How to complete this task —
Go through the entries below line by line and tally those holding "contribution"; write only the tally.

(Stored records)
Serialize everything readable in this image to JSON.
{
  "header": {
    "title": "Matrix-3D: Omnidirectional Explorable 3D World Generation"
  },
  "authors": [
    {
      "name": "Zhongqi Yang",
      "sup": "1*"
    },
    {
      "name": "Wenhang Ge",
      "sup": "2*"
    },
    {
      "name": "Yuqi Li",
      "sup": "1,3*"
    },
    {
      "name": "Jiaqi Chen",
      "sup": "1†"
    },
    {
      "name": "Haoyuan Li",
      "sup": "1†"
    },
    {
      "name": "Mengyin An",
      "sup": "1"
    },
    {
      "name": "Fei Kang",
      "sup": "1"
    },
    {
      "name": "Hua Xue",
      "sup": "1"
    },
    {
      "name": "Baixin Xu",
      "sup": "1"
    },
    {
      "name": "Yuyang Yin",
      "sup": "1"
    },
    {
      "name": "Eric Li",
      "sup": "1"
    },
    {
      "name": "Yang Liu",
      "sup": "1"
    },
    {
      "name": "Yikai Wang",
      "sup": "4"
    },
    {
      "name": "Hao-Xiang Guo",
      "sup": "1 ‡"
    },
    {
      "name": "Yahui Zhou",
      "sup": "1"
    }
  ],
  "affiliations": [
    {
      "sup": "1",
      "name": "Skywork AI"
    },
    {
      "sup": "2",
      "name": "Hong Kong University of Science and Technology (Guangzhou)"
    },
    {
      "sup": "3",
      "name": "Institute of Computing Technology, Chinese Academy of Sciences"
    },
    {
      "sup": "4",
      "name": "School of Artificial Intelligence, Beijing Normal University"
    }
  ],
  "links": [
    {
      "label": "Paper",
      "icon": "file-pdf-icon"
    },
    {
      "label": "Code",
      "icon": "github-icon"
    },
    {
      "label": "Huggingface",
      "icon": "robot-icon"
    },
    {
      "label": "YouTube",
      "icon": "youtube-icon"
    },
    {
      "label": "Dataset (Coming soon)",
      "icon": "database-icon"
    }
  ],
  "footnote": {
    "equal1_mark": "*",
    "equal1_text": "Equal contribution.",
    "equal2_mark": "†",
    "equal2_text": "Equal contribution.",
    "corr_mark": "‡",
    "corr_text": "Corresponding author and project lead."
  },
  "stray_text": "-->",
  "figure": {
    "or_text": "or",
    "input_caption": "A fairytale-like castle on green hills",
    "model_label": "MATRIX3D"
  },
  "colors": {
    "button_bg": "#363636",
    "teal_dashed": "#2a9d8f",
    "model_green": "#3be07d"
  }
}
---
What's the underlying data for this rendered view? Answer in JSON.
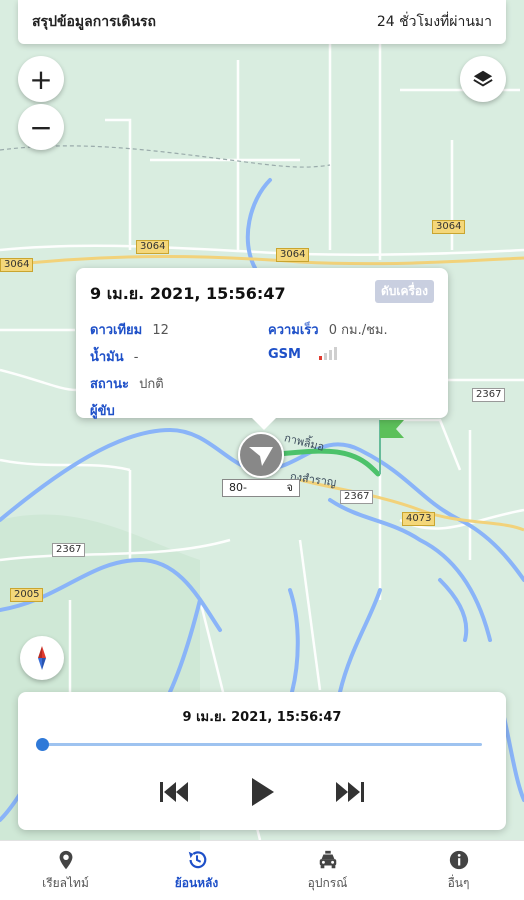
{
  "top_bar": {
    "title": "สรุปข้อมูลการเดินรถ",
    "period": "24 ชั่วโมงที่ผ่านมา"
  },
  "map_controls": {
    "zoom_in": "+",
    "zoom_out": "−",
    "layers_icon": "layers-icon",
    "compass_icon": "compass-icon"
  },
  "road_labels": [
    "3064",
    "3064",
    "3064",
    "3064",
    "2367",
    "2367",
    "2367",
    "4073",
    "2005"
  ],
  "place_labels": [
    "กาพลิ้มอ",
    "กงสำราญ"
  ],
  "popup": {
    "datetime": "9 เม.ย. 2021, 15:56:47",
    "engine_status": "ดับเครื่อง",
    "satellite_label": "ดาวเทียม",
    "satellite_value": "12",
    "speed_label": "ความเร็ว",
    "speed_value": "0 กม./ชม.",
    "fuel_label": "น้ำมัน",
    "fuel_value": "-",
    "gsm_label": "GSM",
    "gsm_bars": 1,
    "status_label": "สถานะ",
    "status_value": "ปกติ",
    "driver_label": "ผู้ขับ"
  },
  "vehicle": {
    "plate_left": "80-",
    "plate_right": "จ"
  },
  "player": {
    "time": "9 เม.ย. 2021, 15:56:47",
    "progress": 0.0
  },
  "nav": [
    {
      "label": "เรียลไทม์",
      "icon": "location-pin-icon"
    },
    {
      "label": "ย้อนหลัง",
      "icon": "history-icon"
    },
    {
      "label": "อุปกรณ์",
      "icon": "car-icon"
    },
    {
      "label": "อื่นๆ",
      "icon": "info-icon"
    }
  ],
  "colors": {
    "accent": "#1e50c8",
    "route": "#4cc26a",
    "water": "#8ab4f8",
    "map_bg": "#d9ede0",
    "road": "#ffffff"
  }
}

Reply —
2